**PROBLEM TO SOLVE:**
Report every line of the data where the string "label" appears.

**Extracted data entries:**
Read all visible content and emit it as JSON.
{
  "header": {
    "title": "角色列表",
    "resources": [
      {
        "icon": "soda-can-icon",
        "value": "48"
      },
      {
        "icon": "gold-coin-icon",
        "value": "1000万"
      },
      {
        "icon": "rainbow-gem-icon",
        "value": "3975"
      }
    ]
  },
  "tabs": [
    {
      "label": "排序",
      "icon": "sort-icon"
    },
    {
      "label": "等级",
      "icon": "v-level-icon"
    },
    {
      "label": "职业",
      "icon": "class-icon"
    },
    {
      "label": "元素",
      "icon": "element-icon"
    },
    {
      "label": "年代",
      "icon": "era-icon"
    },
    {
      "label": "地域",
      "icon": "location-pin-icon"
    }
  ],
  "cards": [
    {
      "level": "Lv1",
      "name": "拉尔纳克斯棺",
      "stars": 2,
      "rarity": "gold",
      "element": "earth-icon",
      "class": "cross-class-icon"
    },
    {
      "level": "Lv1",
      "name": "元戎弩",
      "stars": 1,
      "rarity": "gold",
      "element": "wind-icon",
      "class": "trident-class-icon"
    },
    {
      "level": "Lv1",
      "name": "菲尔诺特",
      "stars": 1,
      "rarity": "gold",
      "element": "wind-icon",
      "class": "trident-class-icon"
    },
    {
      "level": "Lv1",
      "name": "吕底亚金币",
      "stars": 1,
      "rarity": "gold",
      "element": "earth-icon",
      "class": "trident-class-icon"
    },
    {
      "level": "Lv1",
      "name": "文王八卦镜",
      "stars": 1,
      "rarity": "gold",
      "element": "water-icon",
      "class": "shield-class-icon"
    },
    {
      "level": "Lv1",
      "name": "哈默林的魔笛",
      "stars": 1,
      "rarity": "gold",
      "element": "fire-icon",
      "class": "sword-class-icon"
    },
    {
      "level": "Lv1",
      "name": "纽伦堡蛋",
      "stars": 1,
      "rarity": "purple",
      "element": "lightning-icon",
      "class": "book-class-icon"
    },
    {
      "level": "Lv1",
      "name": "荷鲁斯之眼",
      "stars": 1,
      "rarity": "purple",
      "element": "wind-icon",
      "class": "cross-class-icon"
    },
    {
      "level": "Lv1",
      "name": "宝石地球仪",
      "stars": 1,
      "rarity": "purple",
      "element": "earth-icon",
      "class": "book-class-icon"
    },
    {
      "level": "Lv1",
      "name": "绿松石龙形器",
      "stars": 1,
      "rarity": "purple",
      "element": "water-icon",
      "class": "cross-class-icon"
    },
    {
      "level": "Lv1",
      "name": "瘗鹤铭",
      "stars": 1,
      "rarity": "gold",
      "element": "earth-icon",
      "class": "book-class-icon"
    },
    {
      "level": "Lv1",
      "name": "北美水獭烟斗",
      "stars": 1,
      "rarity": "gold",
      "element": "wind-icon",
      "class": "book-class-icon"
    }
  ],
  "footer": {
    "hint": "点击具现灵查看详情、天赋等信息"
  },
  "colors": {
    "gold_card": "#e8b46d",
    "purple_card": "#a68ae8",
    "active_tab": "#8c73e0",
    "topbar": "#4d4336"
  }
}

**ANSWER BOX:**
      "label": "排序",
      "label": "等级",
      "label": "职业",
      "label": "元素",
      "label": "年代",
      "label": "地域",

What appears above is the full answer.